_Task to complete_
Search term "заказа": copy each line of the records that contains it.

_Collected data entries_
----

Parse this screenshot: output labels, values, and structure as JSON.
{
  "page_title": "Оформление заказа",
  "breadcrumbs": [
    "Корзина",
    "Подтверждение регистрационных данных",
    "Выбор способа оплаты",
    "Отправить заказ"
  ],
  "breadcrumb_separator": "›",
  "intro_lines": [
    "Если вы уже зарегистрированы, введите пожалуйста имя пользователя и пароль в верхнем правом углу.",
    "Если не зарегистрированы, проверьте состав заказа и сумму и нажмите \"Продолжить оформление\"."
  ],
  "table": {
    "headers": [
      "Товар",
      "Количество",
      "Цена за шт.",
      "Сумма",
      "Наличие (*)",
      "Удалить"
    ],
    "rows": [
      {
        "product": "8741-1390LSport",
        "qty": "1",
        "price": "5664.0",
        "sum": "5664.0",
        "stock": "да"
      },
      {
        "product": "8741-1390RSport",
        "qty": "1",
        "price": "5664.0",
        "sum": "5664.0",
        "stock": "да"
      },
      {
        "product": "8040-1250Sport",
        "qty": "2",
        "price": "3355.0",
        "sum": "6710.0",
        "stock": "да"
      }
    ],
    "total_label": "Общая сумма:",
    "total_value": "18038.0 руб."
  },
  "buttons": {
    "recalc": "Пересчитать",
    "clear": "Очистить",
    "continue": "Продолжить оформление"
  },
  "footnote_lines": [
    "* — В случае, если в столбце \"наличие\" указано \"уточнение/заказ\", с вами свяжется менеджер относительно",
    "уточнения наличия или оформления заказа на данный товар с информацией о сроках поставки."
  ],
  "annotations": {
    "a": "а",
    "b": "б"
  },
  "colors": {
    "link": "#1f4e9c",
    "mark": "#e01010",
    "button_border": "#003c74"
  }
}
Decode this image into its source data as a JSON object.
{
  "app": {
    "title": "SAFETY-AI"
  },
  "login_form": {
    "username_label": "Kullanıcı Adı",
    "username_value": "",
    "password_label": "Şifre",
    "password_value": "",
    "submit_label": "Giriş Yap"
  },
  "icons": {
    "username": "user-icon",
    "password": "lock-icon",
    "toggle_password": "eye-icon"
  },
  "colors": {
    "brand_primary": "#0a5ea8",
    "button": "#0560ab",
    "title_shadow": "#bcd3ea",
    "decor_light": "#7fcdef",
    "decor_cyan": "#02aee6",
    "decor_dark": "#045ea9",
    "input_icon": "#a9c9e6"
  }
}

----

_Completed exercise_
  "page_title": "Оформление заказа",
    "Если не зарегистрированы, проверьте состав заказа и сумму и нажмите \"Продолжить оформление\"."
    "уточнения наличия или оформления заказа на данный товар с информацией о сроках поставки."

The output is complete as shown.